Psychedelic Chicago stalwarts The Luck Of Eden Hall have been producing well-crafted, shimmering waves of multi-coloured joy since the late 80s.
It’s disappointing, then, to see so few people here, on an unusually sunny early August evening – especially as they were brought back to Europe on the back of a successful crowdfunding campaign.
And once they take the stage, it initially appears they’re facing even more obstacles, with Jim Licka bravely battling pesky gremlins which seem to have taken up residency in his hired Mellotron. Fortunately, his clearly visible frustration at having to work through these technical hiccups disappear, leaving him and his bandmates Greg Curvey, Mark Lofgren and Carlos Mendoza free to carve out a largely upbeat set to keep the faithful few enthralled.
Sassafras Overcoat, from 2013’s Victoria Moon album, is an early highlight with its huge riffs helping to get the evening back into a groove. It’s swiftly followed by the soaring keyboard atmospherics of Dandy Horse from the same album.

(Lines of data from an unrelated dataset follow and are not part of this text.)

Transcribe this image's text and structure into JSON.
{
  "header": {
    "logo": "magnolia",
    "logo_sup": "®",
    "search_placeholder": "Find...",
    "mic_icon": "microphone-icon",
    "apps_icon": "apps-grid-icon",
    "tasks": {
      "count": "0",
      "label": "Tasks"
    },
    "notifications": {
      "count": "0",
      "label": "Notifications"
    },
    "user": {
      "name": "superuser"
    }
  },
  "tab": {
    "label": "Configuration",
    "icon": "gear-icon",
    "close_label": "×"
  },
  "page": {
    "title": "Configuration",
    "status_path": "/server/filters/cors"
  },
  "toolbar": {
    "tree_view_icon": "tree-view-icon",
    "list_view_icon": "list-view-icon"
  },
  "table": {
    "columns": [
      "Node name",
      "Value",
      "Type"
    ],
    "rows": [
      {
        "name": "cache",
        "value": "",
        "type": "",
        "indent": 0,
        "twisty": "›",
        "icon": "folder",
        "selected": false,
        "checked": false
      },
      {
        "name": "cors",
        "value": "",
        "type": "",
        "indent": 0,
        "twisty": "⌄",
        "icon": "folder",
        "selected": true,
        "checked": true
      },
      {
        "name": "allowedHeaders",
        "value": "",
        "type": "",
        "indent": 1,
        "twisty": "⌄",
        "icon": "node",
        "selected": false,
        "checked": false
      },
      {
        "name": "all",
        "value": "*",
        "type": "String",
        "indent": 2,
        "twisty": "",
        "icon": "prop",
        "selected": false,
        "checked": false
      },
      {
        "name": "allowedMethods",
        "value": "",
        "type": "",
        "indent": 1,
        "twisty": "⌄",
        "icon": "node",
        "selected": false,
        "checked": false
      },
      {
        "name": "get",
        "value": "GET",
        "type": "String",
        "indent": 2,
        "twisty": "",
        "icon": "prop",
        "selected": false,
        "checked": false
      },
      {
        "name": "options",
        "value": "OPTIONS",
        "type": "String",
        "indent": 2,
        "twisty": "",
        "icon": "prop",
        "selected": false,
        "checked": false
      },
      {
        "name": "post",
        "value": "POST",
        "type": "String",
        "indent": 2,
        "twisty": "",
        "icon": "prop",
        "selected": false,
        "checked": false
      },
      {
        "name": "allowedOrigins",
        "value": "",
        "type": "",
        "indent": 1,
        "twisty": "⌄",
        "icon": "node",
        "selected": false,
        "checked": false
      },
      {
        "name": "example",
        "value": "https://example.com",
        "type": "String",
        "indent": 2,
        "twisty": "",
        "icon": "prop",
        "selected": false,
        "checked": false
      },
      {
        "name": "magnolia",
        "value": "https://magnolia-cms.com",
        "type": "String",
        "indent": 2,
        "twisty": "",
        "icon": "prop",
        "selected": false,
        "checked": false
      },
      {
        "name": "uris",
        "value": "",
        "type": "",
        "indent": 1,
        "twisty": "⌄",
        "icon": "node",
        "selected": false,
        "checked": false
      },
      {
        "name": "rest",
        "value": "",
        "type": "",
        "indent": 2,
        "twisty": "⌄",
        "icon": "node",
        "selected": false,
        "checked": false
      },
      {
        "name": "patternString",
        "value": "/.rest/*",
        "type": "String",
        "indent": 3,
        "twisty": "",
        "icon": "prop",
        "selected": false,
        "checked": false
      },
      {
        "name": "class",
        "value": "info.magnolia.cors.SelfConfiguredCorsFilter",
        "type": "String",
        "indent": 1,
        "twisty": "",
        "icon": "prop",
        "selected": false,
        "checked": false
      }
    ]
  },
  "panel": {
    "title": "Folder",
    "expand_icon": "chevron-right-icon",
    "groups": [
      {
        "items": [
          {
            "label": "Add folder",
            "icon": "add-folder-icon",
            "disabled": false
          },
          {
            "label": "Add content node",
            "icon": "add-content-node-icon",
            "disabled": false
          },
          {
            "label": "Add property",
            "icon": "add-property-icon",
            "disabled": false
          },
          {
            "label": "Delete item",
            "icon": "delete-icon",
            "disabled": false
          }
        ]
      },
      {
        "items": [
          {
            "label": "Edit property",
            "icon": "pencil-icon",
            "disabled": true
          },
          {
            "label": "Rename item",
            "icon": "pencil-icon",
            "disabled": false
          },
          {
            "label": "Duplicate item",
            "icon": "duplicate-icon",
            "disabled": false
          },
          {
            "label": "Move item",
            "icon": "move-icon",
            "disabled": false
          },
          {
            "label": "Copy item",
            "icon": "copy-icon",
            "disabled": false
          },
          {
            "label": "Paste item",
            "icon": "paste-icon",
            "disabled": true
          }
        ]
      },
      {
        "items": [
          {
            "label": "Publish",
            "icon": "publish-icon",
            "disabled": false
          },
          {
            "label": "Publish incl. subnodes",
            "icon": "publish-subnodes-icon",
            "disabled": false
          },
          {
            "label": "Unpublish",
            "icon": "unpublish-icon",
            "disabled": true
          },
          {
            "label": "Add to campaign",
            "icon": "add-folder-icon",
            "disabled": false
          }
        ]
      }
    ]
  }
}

The splendid A Drop In The Ocean, from their 2011 double album Butterfly Revolutions, is equally impressive, with its chunky guitars and swirling space rock keyboard flourishes conjuring Hawkwind-shaped patterns.
The wistful and mellow tones of Blood On My Feet provides a welcome change of pace, giving the band room to catch their breath after an eventful start.
It’s still unclear if they’re actually enjoying the experience of their Scottish visit, with nods towards the crowd kept to the absolute minimum. You really can’t blame them if they’re not, having to play to a small venue not even close to being half full. But smiles eventually appear, as the band members share a few laughs, before they to kick it up a notch with the fabulous feelgood vibes of The Happiness Vending Machine. This perfectly showcases what The Luck Of Eden Hall are all about: slabs of meaty guitar, delicious meandering keyboards, and ridiculously catchy beats.
The trippy Drunk Like Shakespeare On Love then floats along on woozy late-night Mellotron strokes, before upping the pace for its conclusion, with Curvey squeezing out sharp notes from his suitably psychedelic six-string.
It’s a fairly short set – although no-one’s feeling short-changed at the end of it, with some new-found fans seemingly surprised how competent the band are. Let’s just hope they tell friends, so that next time The Luck Of Eden Hall have a few more people waiting for them. They deserve a bigger audience.